> [Interface dataset entries]
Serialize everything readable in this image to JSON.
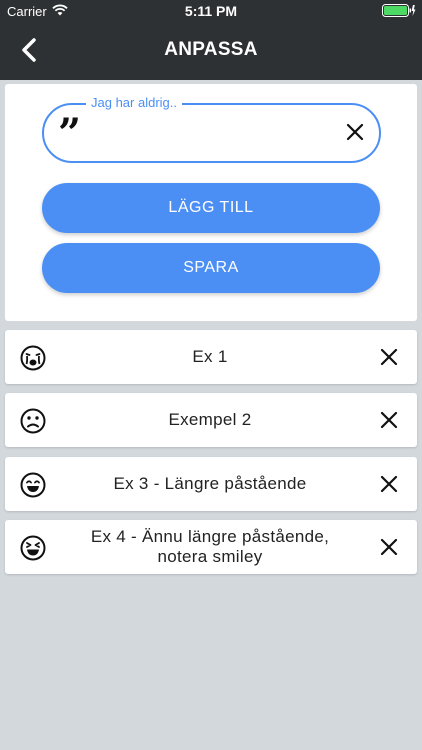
{
  "status_bar": {
    "carrier": "Carrier",
    "time": "5:11 PM"
  },
  "nav": {
    "title": "ANPASSA"
  },
  "form": {
    "label": "Jag har aldrig..",
    "value": "",
    "add_label": "LÄGG TILL",
    "save_label": "SPARA"
  },
  "statements": [
    {
      "text": "Ex 1",
      "icon": "crying-face-icon"
    },
    {
      "text": "Exempel 2",
      "icon": "sad-face-icon"
    },
    {
      "text": "Ex 3 - Längre påstående",
      "icon": "happy-face-icon"
    },
    {
      "text": "Ex 4 - Ännu längre påstående, notera smiley",
      "icon": "laughing-face-icon"
    }
  ],
  "colors": {
    "accent": "#4b8ff5",
    "topbar": "#2e3133",
    "background": "#d3d8dd",
    "battery": "#4cd964"
  }
}
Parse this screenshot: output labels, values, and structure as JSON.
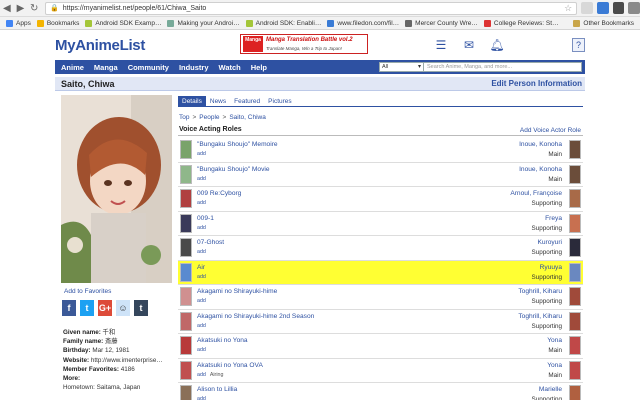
{
  "browser": {
    "url": "https://myanimelist.net/people/61/Chiwa_Saito",
    "bookmarks": [
      {
        "label": "Apps",
        "icon": "apps-grid-icon",
        "color": "#4285f4"
      },
      {
        "label": "Bookmarks",
        "icon": "star-icon",
        "color": "#f4b400"
      },
      {
        "label": "Android SDK Examp…",
        "icon": "page-icon",
        "color": "#a4c639"
      },
      {
        "label": "Making your Androi…",
        "icon": "page-icon",
        "color": "#7a9"
      },
      {
        "label": "Android SDK: Enabli…",
        "icon": "page-icon",
        "color": "#a4c639"
      },
      {
        "label": "www.filedon.com/fil…",
        "icon": "page-icon",
        "color": "#3a7bd5"
      },
      {
        "label": "Mercer County Wre…",
        "icon": "page-icon",
        "color": "#666"
      },
      {
        "label": "College Reviews: St…",
        "icon": "page-icon",
        "color": "#d33"
      }
    ],
    "other_bookmarks": "Other Bookmarks"
  },
  "header": {
    "logo": "MyAnimeList",
    "banner_tag": "Manga",
    "banner_title": "Manga Translation Battle vol.2",
    "banner_sub": "Translate Manga, Win a Trip to Japan!",
    "help_label": "?"
  },
  "menu": {
    "items": [
      "Anime",
      "Manga",
      "Community",
      "Industry",
      "Watch",
      "Help"
    ],
    "search_category": "All",
    "search_placeholder": "Search Anime, Manga, and more..."
  },
  "person": {
    "name": "Saito, Chiwa",
    "edit_label": "Edit Person Information",
    "add_favorites": "Add to Favorites",
    "info": [
      {
        "label": "Given name:",
        "value": "千和"
      },
      {
        "label": "Family name:",
        "value": "斎藤"
      },
      {
        "label": "Birthday:",
        "value": "Mar 12, 1981"
      },
      {
        "label": "Website:",
        "value": "http://www.imenterprise…"
      },
      {
        "label": "Member Favorites:",
        "value": "4186"
      },
      {
        "label": "More:",
        "value": ""
      },
      {
        "label": "",
        "value": "Hometown: Saitama, Japan"
      }
    ]
  },
  "social": [
    {
      "label": "f",
      "icon": "facebook-icon",
      "color": "#3b5998"
    },
    {
      "label": "t",
      "icon": "twitter-icon",
      "color": "#1da1f2"
    },
    {
      "label": "G+",
      "icon": "google-plus-icon",
      "color": "#dd4b39"
    },
    {
      "label": "☺",
      "icon": "reddit-icon",
      "color": "#cee3f8"
    },
    {
      "label": "t",
      "icon": "tumblr-icon",
      "color": "#35465c"
    }
  ],
  "tabs": [
    "Details",
    "News",
    "Featured",
    "Pictures"
  ],
  "breadcrumbs": [
    "Top",
    "People",
    "Saito, Chiwa"
  ],
  "roles_section": {
    "title": "Voice Acting Roles",
    "add_label": "Add Voice Actor Role",
    "rows": [
      {
        "title": "\"Bungaku Shoujo\" Memoire",
        "add": "add",
        "extra": "",
        "character": "Inoue, Konoha",
        "type": "Main",
        "highlight": false,
        "thumb": "#7aa36a",
        "cthumb": "#6b4d3a"
      },
      {
        "title": "\"Bungaku Shoujo\" Movie",
        "add": "add",
        "extra": "",
        "character": "Inoue, Konoha",
        "type": "Main",
        "highlight": false,
        "thumb": "#8fb78a",
        "cthumb": "#6b4d3a"
      },
      {
        "title": "009 Re:Cyborg",
        "add": "add",
        "extra": "",
        "character": "Arnoul, Françoise",
        "type": "Supporting",
        "highlight": false,
        "thumb": "#b04040",
        "cthumb": "#a86a48"
      },
      {
        "title": "009-1",
        "add": "add",
        "extra": "",
        "character": "Freya",
        "type": "Supporting",
        "highlight": false,
        "thumb": "#3a3a5a",
        "cthumb": "#c87050"
      },
      {
        "title": "07-Ghost",
        "add": "add",
        "extra": "",
        "character": "Kuroyuri",
        "type": "Supporting",
        "highlight": false,
        "thumb": "#4a4a4a",
        "cthumb": "#2a2a3a"
      },
      {
        "title": "Air",
        "add": "add",
        "extra": "",
        "character": "Ryuuya",
        "type": "Supporting",
        "highlight": true,
        "thumb": "#5a8ad0",
        "cthumb": "#6a88c0"
      },
      {
        "title": "Akagami no Shirayuki-hime",
        "add": "add",
        "extra": "",
        "character": "Toghrill, Kiharu",
        "type": "Supporting",
        "highlight": false,
        "thumb": "#d09090",
        "cthumb": "#a04a3a"
      },
      {
        "title": "Akagami no Shirayuki-hime 2nd Season",
        "add": "add",
        "extra": "",
        "character": "Toghrill, Kiharu",
        "type": "Supporting",
        "highlight": false,
        "thumb": "#c06868",
        "cthumb": "#a04a3a"
      },
      {
        "title": "Akatsuki no Yona",
        "add": "add",
        "extra": "",
        "character": "Yona",
        "type": "Main",
        "highlight": false,
        "thumb": "#b83a3a",
        "cthumb": "#c04848"
      },
      {
        "title": "Akatsuki no Yona OVA",
        "add": "add",
        "extra": "Airing",
        "character": "Yona",
        "type": "Main",
        "highlight": false,
        "thumb": "#c05050",
        "cthumb": "#c04848"
      },
      {
        "title": "Alison to Lillia",
        "add": "add",
        "extra": "",
        "character": "Marielle",
        "type": "Supporting",
        "highlight": false,
        "thumb": "#8a7058",
        "cthumb": "#b06040"
      }
    ]
  }
}
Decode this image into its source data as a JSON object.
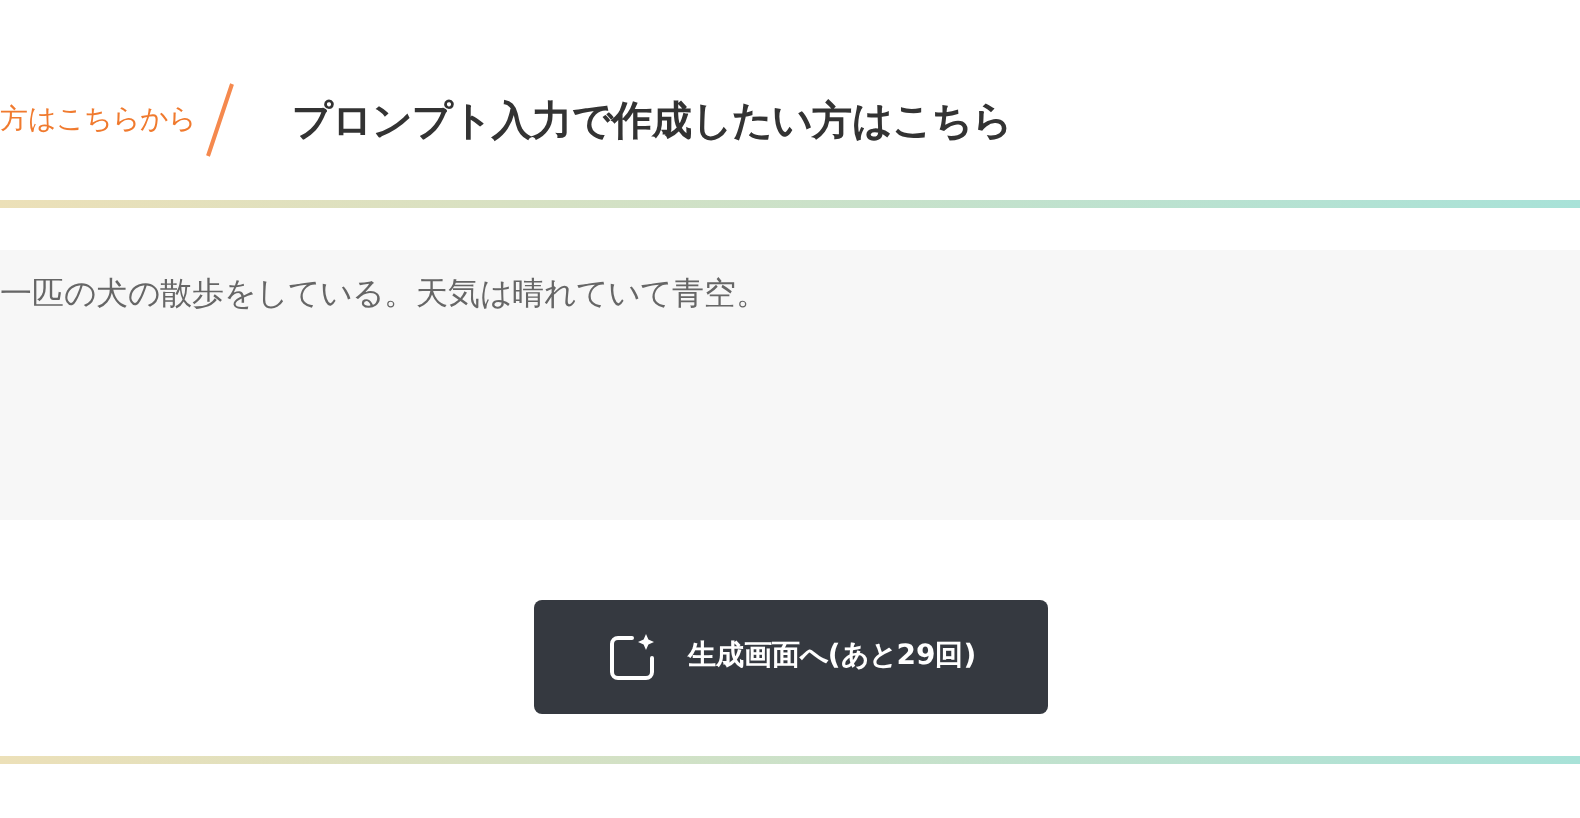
{
  "tabs": [
    {
      "label": "方はこちらから",
      "selected": false
    },
    {
      "label": "プロンプト入力で作成したい方はこちら",
      "selected": true
    }
  ],
  "prompt": {
    "value": "一匹の犬の散歩をしている。天気は晴れていて青空。"
  },
  "generate_button": {
    "label": "生成画面へ(あと29回)"
  }
}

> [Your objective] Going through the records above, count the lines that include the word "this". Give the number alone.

> [Task response] 3